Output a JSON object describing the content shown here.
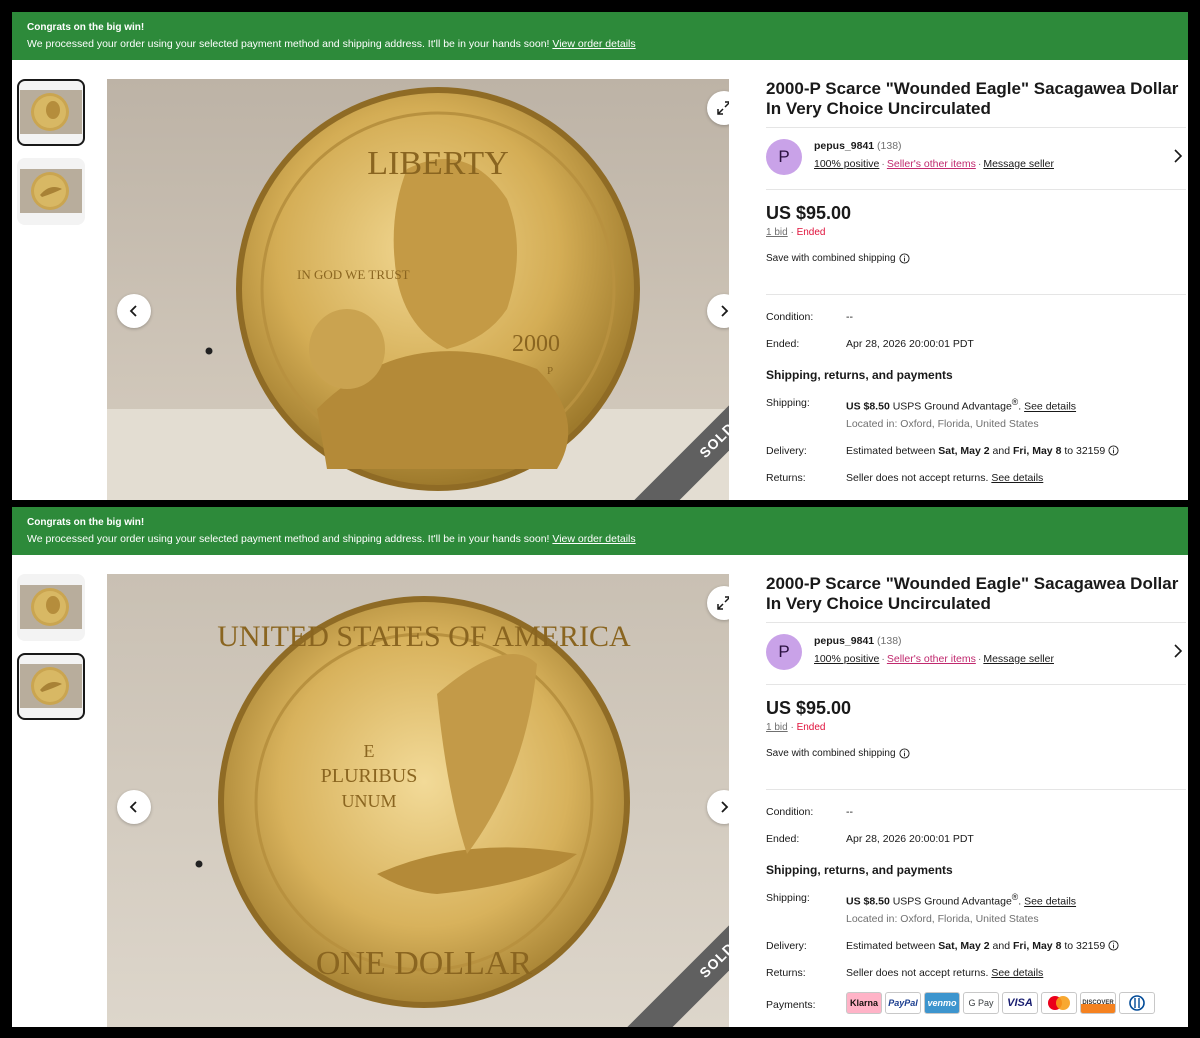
{
  "colors": {
    "banner_bg": "#2d8a3a",
    "ended_red": "#e0103a",
    "link_pink": "#c0296e",
    "avatar_bg": "#c9a2e8",
    "sold_band": "#606060"
  },
  "screens": [
    {
      "banner": {
        "title": "Congrats on the big win!",
        "message": "We processed your order using your selected payment method and shipping address. It'll be in your hands soon!",
        "link": "View order details"
      },
      "gallery": {
        "image": "sacagawea-dollar-obverse-photo",
        "coin_legend": "LIBERTY",
        "coin_motto": "IN GOD WE TRUST",
        "coin_year": "2000",
        "coin_mint": "P",
        "sold_label": "SOLD"
      },
      "listing": {
        "title_line1": "2000-P Scarce \"Wounded Eagle\" Sacagawea Dollar",
        "title_line2": "In Very Choice Uncirculated",
        "seller": {
          "avatar_letter": "P",
          "name": "pepus_9841",
          "feedback_count": "(138)",
          "positive": "100% positive",
          "other_items": "Seller's other items",
          "message": "Message seller"
        },
        "price": "US $95.00",
        "bids": "1 bid",
        "status": "Ended",
        "combined_shipping": "Save with combined shipping",
        "condition": {
          "label": "Condition:",
          "value": "--"
        },
        "ended": {
          "label": "Ended:",
          "value": "Apr 28, 2026 20:00:01 PDT"
        },
        "section_title": "Shipping, returns, and payments",
        "shipping": {
          "label": "Shipping:",
          "amount": "US $8.50",
          "service": "USPS Ground Advantage",
          "reg": "®",
          "link": "See details",
          "location": "Located in: Oxford, Florida, United States"
        },
        "delivery": {
          "label": "Delivery:",
          "prefix": "Estimated between",
          "start": "Sat, May 2",
          "and": "and",
          "end": "Fri, May 8",
          "to": "to 32159"
        },
        "returns": {
          "label": "Returns:",
          "text": "Seller does not accept returns.",
          "link": "See details"
        }
      }
    },
    {
      "banner": {
        "title": "Congrats on the big win!",
        "message": "We processed your order using your selected payment method and shipping address. It'll be in your hands soon!",
        "link": "View order details"
      },
      "gallery": {
        "image": "sacagawea-dollar-reverse-photo",
        "coin_legend": "UNITED STATES OF AMERICA",
        "coin_motto_line1": "E",
        "coin_motto_line2": "PLURIBUS",
        "coin_motto_line3": "UNUM",
        "coin_denomination": "ONE DOLLAR",
        "sold_label": "SOLD"
      },
      "listing": {
        "title_line1": "2000-P Scarce \"Wounded Eagle\" Sacagawea Dollar",
        "title_line2": "In Very Choice Uncirculated",
        "seller": {
          "avatar_letter": "P",
          "name": "pepus_9841",
          "feedback_count": "(138)",
          "positive": "100% positive",
          "other_items": "Seller's other items",
          "message": "Message seller"
        },
        "price": "US $95.00",
        "bids": "1 bid",
        "status": "Ended",
        "combined_shipping": "Save with combined shipping",
        "condition": {
          "label": "Condition:",
          "value": "--"
        },
        "ended": {
          "label": "Ended:",
          "value": "Apr 28, 2026 20:00:01 PDT"
        },
        "section_title": "Shipping, returns, and payments",
        "shipping": {
          "label": "Shipping:",
          "amount": "US $8.50",
          "service": "USPS Ground Advantage",
          "reg": "®",
          "link": "See details",
          "location": "Located in: Oxford, Florida, United States"
        },
        "delivery": {
          "label": "Delivery:",
          "prefix": "Estimated between",
          "start": "Sat, May 2",
          "and": "and",
          "end": "Fri, May 8",
          "to": "to 32159"
        },
        "returns": {
          "label": "Returns:",
          "text": "Seller does not accept returns.",
          "link": "See details"
        },
        "payments": {
          "label": "Payments:",
          "methods": [
            "Klarna",
            "PayPal",
            "venmo",
            "G Pay",
            "VISA",
            "Mastercard",
            "DISCOVER",
            "Diners"
          ]
        }
      }
    }
  ]
}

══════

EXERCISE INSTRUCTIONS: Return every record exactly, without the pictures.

RESULT BELOW:
Output a JSON object describing the content shown here.
{
  "colors": {
    "banner_bg": "#2d8a3a",
    "ended_red": "#e0103a",
    "link_pink": "#c0296e",
    "avatar_bg": "#c9a2e8",
    "sold_band": "#606060"
  },
  "screens": [
    {
      "banner": {
        "title": "Congrats on the big win!",
        "message": "We processed your order using your selected payment method and shipping address. It'll be in your hands soon!",
        "link": "View order details"
      },
      "gallery": {
        "image": "sacagawea-dollar-obverse-photo",
        "coin_legend": "LIBERTY",
        "coin_motto": "IN GOD WE TRUST",
        "coin_year": "2000",
        "coin_mint": "P",
        "sold_label": "SOLD"
      },
      "listing": {
        "title_line1": "2000-P Scarce \"Wounded Eagle\" Sacagawea Dollar",
        "title_line2": "In Very Choice Uncirculated",
        "seller": {
          "avatar_letter": "P",
          "name": "pepus_9841",
          "feedback_count": "(138)",
          "positive": "100% positive",
          "other_items": "Seller's other items",
          "message": "Message seller"
        },
        "price": "US $95.00",
        "bids": "1 bid",
        "status": "Ended",
        "combined_shipping": "Save with combined shipping",
        "condition": {
          "label": "Condition:",
          "value": "--"
        },
        "ended": {
          "label": "Ended:",
          "value": "Apr 28, 2026 20:00:01 PDT"
        },
        "section_title": "Shipping, returns, and payments",
        "shipping": {
          "label": "Shipping:",
          "amount": "US $8.50",
          "service": "USPS Ground Advantage",
          "reg": "®",
          "link": "See details",
          "location": "Located in: Oxford, Florida, United States"
        },
        "delivery": {
          "label": "Delivery:",
          "prefix": "Estimated between",
          "start": "Sat, May 2",
          "and": "and",
          "end": "Fri, May 8",
          "to": "to 32159"
        },
        "returns": {
          "label": "Returns:",
          "text": "Seller does not accept returns.",
          "link": "See details"
        }
      }
    },
    {
      "banner": {
        "title": "Congrats on the big win!",
        "message": "We processed your order using your selected payment method and shipping address. It'll be in your hands soon!",
        "link": "View order details"
      },
      "gallery": {
        "image": "sacagawea-dollar-reverse-photo",
        "coin_legend": "UNITED STATES OF AMERICA",
        "coin_motto_line1": "E",
        "coin_motto_line2": "PLURIBUS",
        "coin_motto_line3": "UNUM",
        "coin_denomination": "ONE DOLLAR",
        "sold_label": "SOLD"
      },
      "listing": {
        "title_line1": "2000-P Scarce \"Wounded Eagle\" Sacagawea Dollar",
        "title_line2": "In Very Choice Uncirculated",
        "seller": {
          "avatar_letter": "P",
          "name": "pepus_9841",
          "feedback_count": "(138)",
          "positive": "100% positive",
          "other_items": "Seller's other items",
          "message": "Message seller"
        },
        "price": "US $95.00",
        "bids": "1 bid",
        "status": "Ended",
        "combined_shipping": "Save with combined shipping",
        "condition": {
          "label": "Condition:",
          "value": "--"
        },
        "ended": {
          "label": "Ended:",
          "value": "Apr 28, 2026 20:00:01 PDT"
        },
        "section_title": "Shipping, returns, and payments",
        "shipping": {
          "label": "Shipping:",
          "amount": "US $8.50",
          "service": "USPS Ground Advantage",
          "reg": "®",
          "link": "See details",
          "location": "Located in: Oxford, Florida, United States"
        },
        "delivery": {
          "label": "Delivery:",
          "prefix": "Estimated between",
          "start": "Sat, May 2",
          "and": "and",
          "end": "Fri, May 8",
          "to": "to 32159"
        },
        "returns": {
          "label": "Returns:",
          "text": "Seller does not accept returns.",
          "link": "See details"
        },
        "payments": {
          "label": "Payments:",
          "methods": [
            "Klarna",
            "PayPal",
            "venmo",
            "G Pay",
            "VISA",
            "Mastercard",
            "DISCOVER",
            "Diners"
          ]
        }
      }
    }
  ]
}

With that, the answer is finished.